To maximize the advantages of institutional arbitration, corporate counsel should choose an institution that gives them control over the process, says Michael Lee of ICDR-Singapore
“The arbitration clause is important but we generally spend the majority of our time negotiating the essential terms of contract.” This comment by a general counsel of a well known electronics company illustrates the stark reality about the arbitration clause: it is overlooked at the start of a business negotiation, but is inevitably the first section of a contract that corporate counsel look up when a potential dispute surfaces.
The following will help reverse this situation and ensure that companies are ready to tackle disputes when they emerge.
Making the right choice
The failure to correctly specify an arbitration institution could cause unnecessary delays and cost. The following are factors to consider when choosing an institution.
1. How much control do you have over arbitrator appointment and compensation?
Almost all reputable institutions allow parties to appoint their party-appointed arbitrators. However, when an institution appoints a chair arbitrator, sole arbitrator or all the members of a tribunal, the parties’ participation is limited.
The “strike and rank” list method used by the International Centre for Dispute Resolution (ICDR) allows parties to be involved in the process of appointing such arbitrators. The process is as follows:
- Parties specify the qualifications they require of an arbitrator.
- The ICDR uses this information to put together a list of 10 to 15 arbitrators from its international panel of arbitrators. The panel consists of about 650 leading arbitrators, 65% of whom are non-US nationals.

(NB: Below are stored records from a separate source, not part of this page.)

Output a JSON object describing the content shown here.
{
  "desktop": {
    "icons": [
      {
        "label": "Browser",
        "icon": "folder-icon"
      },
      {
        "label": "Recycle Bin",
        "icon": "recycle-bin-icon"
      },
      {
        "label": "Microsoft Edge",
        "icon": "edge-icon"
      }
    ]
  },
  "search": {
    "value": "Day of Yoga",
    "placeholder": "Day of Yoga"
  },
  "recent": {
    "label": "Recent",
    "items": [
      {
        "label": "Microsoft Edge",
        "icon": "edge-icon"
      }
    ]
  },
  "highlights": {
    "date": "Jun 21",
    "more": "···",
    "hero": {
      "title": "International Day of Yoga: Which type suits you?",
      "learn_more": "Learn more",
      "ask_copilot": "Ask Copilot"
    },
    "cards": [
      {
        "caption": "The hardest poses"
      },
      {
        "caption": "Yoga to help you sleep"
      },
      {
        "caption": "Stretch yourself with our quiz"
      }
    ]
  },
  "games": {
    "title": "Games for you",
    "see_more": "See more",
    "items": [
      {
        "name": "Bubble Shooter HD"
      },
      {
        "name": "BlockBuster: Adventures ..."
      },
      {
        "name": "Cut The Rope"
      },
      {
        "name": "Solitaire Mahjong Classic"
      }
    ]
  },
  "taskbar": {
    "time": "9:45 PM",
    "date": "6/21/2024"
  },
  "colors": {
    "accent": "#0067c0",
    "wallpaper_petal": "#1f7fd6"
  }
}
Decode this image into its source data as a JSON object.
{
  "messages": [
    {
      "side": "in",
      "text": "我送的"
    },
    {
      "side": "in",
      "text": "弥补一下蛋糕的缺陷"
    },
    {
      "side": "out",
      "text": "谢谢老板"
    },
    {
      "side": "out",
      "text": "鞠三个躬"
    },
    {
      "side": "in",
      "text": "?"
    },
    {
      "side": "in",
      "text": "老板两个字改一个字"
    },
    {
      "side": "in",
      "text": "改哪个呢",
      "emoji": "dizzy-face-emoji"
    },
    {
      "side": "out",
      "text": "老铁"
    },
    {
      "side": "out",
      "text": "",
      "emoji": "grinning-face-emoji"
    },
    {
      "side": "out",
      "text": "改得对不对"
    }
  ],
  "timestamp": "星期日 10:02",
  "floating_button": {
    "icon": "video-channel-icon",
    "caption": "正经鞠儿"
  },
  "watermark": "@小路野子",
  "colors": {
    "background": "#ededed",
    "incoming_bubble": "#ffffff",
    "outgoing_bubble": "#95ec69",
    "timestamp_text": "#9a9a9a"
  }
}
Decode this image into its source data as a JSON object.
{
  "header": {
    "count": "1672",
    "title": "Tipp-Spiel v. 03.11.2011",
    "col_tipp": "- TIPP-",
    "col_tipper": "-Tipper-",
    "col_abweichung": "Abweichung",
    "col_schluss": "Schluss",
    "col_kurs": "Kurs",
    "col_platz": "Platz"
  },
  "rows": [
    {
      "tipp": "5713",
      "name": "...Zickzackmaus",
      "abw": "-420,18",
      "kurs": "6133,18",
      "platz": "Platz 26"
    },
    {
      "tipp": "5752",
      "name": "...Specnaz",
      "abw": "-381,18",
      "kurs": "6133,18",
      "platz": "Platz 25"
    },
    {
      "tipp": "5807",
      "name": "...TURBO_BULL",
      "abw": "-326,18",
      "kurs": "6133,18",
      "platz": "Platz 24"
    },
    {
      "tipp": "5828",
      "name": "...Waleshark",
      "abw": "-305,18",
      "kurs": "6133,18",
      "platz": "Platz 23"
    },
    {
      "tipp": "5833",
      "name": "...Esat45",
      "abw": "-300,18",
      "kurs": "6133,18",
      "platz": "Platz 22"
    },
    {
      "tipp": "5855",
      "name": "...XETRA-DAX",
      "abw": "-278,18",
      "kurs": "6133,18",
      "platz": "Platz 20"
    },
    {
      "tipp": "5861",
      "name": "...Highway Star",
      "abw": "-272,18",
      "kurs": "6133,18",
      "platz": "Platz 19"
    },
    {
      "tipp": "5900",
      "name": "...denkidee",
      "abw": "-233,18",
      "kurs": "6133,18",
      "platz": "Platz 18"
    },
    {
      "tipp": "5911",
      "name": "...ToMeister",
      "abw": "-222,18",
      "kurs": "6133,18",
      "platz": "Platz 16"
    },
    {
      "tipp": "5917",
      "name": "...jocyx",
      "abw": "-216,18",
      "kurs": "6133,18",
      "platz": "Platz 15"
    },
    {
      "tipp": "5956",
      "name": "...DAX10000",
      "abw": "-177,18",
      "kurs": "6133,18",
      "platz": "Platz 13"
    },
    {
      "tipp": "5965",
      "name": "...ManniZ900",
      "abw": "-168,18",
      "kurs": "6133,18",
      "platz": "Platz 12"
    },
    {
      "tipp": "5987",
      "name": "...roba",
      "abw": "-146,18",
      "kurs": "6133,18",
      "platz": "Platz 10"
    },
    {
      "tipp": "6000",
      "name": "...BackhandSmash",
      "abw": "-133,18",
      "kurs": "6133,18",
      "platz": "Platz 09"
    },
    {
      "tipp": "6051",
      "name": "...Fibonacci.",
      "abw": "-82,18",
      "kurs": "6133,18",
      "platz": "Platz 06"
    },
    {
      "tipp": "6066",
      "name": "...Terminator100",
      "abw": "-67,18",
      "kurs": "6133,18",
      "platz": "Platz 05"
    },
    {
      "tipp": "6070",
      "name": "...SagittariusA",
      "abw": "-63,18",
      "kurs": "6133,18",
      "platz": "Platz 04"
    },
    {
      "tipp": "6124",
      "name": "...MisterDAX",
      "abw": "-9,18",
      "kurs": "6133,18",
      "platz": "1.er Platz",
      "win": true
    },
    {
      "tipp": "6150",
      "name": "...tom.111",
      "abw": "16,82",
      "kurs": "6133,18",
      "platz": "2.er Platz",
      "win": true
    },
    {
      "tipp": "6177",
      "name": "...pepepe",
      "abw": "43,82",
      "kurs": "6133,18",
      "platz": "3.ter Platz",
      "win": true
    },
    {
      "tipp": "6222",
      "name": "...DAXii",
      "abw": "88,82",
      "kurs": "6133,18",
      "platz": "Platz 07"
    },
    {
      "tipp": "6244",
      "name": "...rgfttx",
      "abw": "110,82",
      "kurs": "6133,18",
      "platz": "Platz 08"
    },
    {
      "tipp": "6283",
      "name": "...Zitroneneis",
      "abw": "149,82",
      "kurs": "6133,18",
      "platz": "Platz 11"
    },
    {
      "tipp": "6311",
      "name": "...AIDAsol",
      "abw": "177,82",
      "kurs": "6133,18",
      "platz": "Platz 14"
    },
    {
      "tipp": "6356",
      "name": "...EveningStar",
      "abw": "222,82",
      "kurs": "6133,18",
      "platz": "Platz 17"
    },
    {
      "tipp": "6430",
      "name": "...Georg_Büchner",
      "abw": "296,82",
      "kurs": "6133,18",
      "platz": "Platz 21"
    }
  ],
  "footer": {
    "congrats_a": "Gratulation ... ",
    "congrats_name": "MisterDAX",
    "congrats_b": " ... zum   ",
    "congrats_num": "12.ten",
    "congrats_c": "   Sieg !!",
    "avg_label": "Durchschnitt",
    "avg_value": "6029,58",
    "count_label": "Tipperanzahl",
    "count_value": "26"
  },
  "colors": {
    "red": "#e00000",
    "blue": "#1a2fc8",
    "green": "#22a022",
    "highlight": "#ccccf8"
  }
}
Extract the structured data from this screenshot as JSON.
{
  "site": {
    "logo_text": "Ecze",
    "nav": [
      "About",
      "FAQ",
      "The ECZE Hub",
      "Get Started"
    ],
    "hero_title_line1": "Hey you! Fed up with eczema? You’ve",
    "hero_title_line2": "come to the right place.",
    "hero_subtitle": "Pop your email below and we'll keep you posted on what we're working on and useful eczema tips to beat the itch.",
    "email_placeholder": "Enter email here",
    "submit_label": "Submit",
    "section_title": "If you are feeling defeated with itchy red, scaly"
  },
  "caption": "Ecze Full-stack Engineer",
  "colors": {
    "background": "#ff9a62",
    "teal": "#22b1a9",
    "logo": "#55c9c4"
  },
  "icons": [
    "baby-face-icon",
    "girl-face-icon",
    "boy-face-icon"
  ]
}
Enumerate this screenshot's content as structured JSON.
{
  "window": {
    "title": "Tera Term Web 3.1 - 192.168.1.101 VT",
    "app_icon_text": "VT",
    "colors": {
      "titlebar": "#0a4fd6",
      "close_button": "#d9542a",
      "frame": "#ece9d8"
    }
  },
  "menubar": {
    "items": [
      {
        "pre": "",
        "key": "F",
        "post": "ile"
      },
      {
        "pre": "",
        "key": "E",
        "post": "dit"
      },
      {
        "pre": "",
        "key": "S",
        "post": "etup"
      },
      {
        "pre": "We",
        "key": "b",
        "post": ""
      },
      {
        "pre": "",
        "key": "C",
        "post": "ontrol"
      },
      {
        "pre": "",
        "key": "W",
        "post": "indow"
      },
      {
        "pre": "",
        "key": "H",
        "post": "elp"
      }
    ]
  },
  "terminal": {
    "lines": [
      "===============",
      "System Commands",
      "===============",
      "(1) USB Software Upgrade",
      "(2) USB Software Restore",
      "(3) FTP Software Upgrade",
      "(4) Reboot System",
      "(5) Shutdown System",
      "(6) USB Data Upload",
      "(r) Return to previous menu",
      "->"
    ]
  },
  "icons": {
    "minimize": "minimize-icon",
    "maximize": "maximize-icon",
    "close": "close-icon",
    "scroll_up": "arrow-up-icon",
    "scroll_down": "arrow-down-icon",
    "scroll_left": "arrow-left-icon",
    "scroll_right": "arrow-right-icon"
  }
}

- The list includes the compensation arrangements for each arbitrator, and full CVs. Parties review the list, strike out arbitrators they want to avoid and rank the remainder in order of preference.
- The institution combines lists received from the parties to appoint arbitrators.
As compensation rates are displayed prior to an arbitrator’s appointment, market competition tends to keep the rates reasonable and manageable.
2. Does the institution promote and encourage mediation?
Mediation should be at the heart of an arbitral institution because of the tremendous benefits it offers. However, parties are often concerned about the added time and costs of any mediation effort. To address these concerns and to create an incentive for mediation, the ICDR charges no separate filing fee for mediation. It also allows mediation to begin at any stage of the arbitration, either on a parallel track or while staying with the arbitration.
Over 85% of ICDR mediations have resulted in settlements. Of those unable to settle through mediation, 15% reduced their issues considerably to decrease the time and cost of subsequent arbitrations.
3. Is the institution forward-thinking?
Emergency measures of protection – contained in article 37 of the ICDR International Arbitration Rules – were pioneered by the ICDR. Similar versions were subsequently adopted by other institutions.
Accordingly, an emergency arbitrator is appointed within 24 hours of filing for emergency protection and a preliminary hearing or conference takes place within 48 hours.
Emergency measures can be used to preserve the status quo until a hearing on the merits takes place. Such interim relief was traditionally provided by national courts and was often costly, unpredictable and subject to delays.
The ICDR is also an innovator in the area of fee arrangements. It may be the only institution that provides two options for filing fees: a standard fee where the filing fee depends on the claim amount; and a flexible fee that allows parties to file their claim at a significantly reduced rate.
The latter helps parties to use the act of filing for arbitration to send a strong message to the opposite party, which can prompt negotiations towards a settlement. The case is closed if negotiations succeed. If the parties cannot settle within 90 days, they can pay the remainder of the filing fees to proceed to arbitration.
4. Location: does it compare with ICDR-Singapore Maxwell Chambers?
A place of arbitration needs appropriate legal and social infrastructure. This includes neutrality and the perception of neutrality, transparency in the legal system, a legal structure and court system that supports international arbitration, a pool of capable international arbitration practitioners and arbitrators, geographical convenience and language proficiency.
Singapore is one of the few places where all these factors are strongly present. Maxwell Chambers, which embodies the strengths of Singapore and serves as a home for many leading international institutions, enhances the suitability of Singapore as an arbitral location. Not even New York or Paris has anything like it.
The ICDR’s extensive experience and the strength of Singapore as a seat ensures that arbitrations proceed with efficiency under one of the most transparent environments.
Getting the dispute clause right
Before deciding on a dispute clause, corporate counsel must identify and anticipate the type of potential disputes and assess the best course of action. Arbitration may not always be the best option especially when a relationship with the other side has more value than winning a case. Model clauses on the websites of institutions provide tried and tested options for companies to consider.
Michael Lee is the head of ICDR’s Asia office in Singapore. ICDR is the international division of the American Arbitration Association, one of the world’s largest, oldest and best known arbitral institutions. The author also serves as a co-chair of the Legal Committee for the American Chamber of Commerce in Singapore.